Shallow water is common in The Bahamas, but the shallowest we know of is in the channel entering Little Harbor, the southernmost harbor in the Abacos. I’ll only say that we spent two hours in that channel waiting for the tide to change so we could get all the way into the harbor. ( Oh, and heartfelt thanks to all the nice folks who helped us move off the hard bottom: Andy and his son Andy, Danny, Bruce, and , of course, Larry. Boaters, even power boaters, come very quickly when needed. )
Little Harbor was settled by artist/ teacher Randolph Johnston who moved his family there and lived aboard their boat until it was destroyed by a hurricane. Then they lived in a cave while building real shelter. At any rate he was an apparently gifted sculptor (although it seems to me he was preoccupied with large buttocks) and demand grew for his cast bronzes (lost wax process). He’s gone now, but his son Pete operates a pub/ restaurant and still produces statues of naked people rising from the sea or just standing around being naked.
It is an extremely friendly spot, and a nice couple, Bruce and Lin Olson invited us to their boat New Year’s Eve for snacks, fresh cherry pie, and champagne. Lin is a teacher, but Bruce was a clinical psychologist, so I tried to avoid revealing any unresolved feelings toward my mother, father, or childhood sled, “Rosebud”. A very enjoyable evening and we were asleep by 10:30 PM
Just about midnight the fireworks display began and Pete fired the rockets right out over the boats in the anchorage. If I had been a combat soldier back in Nam, I'd have awoken in a panic thinking that Charlie had just launched a rocket and mortar attack and that one had exploded over my head. (Luckily the only traumatic stress I suffered in the war involved badly impacted third molars.)
We slipped out of Little Harbor at high tide early Monday morning without relying on the kindness of strangers.
Later in the week, we spent three days on Great Guana Cay, across the Sea of Abaco from Marsh Harbour. The settlement here is the smallest and least impressive we have yet seen. I won’t say trashy, but there are beer bottles and litter everywhere, the folks are unfriendly, and some of their houses are near collapse. (Mary Ann thought it might better have been named Bat Guano Cay.)
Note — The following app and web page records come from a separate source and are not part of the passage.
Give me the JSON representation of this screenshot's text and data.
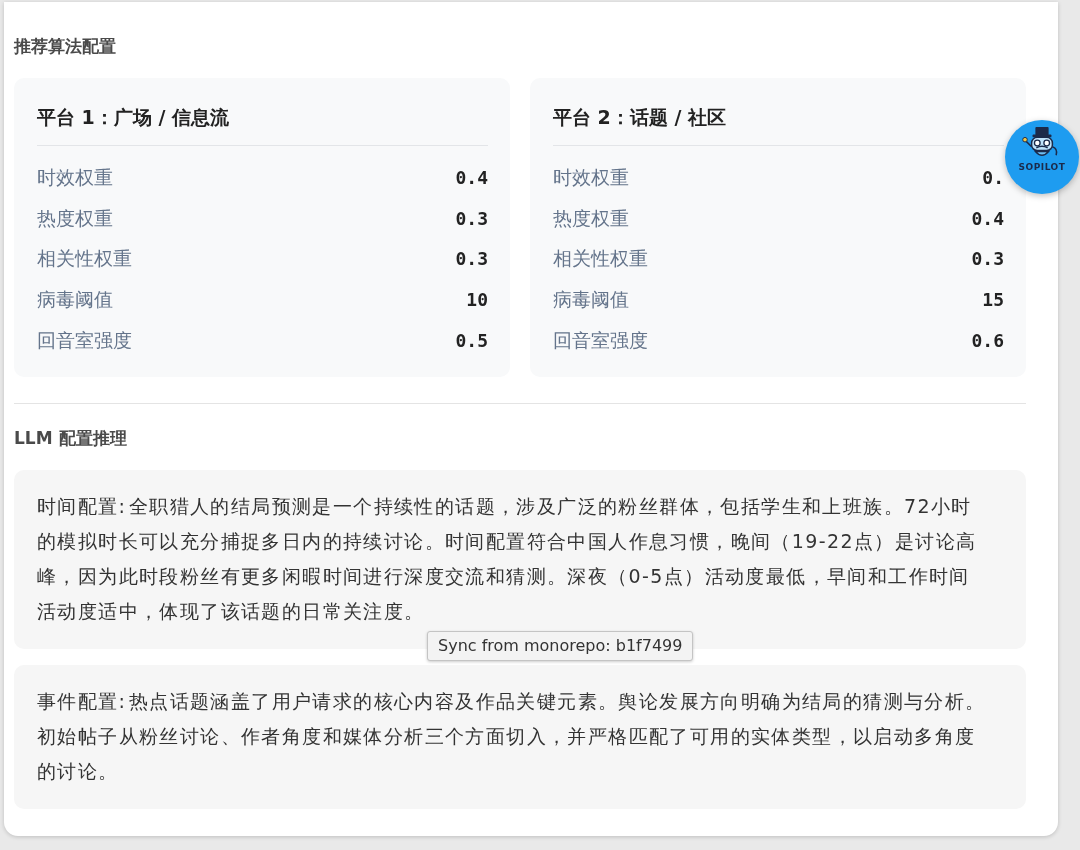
{
  "recommendation_config": {
    "title": "推荐算法配置",
    "platforms": [
      {
        "title": "平台 1：广场 / 信息流",
        "params": [
          {
            "label": "时效权重",
            "value": "0.4"
          },
          {
            "label": "热度权重",
            "value": "0.3"
          },
          {
            "label": "相关性权重",
            "value": "0.3"
          },
          {
            "label": "病毒阈值",
            "value": "10"
          },
          {
            "label": "回音室强度",
            "value": "0.5"
          }
        ]
      },
      {
        "title": "平台 2：话题 / 社区",
        "params": [
          {
            "label": "时效权重",
            "value": "0."
          },
          {
            "label": "热度权重",
            "value": "0.4"
          },
          {
            "label": "相关性权重",
            "value": "0.3"
          },
          {
            "label": "病毒阈值",
            "value": "15"
          },
          {
            "label": "回音室强度",
            "value": "0.6"
          }
        ]
      }
    ]
  },
  "llm_reasoning": {
    "title": "LLM 配置推理",
    "paragraphs": [
      {
        "text": "时间配置: 全职猎人的结局预测是一个持续性的话题，涉及广泛的粉丝群体，包括学生和上班族。72小时的模拟时长可以充分捕捉多日内的持续讨论。时间配置符合中国人作息习惯，晚间（19-22点）是讨论高峰，因为此时段粉丝有更多闲暇时间进行深度交流和猜测。深夜（0-5点）活动度最低，早间和工作时间活动度适中，体现了该话题的日常关注度。",
        "tooltip": "Sync from monorepo: b1f7499"
      },
      {
        "text": "事件配置: 热点话题涵盖了用户请求的核心内容及作品关键元素。舆论发展方向明确为结局的猜测与分析。初始帖子从粉丝讨论、作者角度和媒体分析三个方面切入，并严格匹配了可用的实体类型，以启动多角度的讨论。"
      }
    ]
  },
  "floating_button": {
    "label": "SOPILOT"
  }
}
Once one leaves the harborside settlement, the character of the island changes. As is often the case here, the newer homes are quite nice and frequently enjoy a view of the ocean or Sea of Abaco. We rented a golf cart, and drove, on this long slender island, as far as the road (and the guards) would allow. There really were guards (but low-key, friendly Bahamian guards) because Great Guana is in the middle of a political dispute. The Bakers Bay Resort wants to build a golf course, but the locals are opposed because golf course fertilizer kills coral reefs. They are currently settling this in the London courts.
We snorkeled on a part of their reef Thursday afternoon, and in some ways it was the best we have seen. There were huge areas of purple fan coral and schools of reef fish. This was a large barrier coral reef, but there is much more reef all along the island. It would be a real loss if the reef suffered future damage.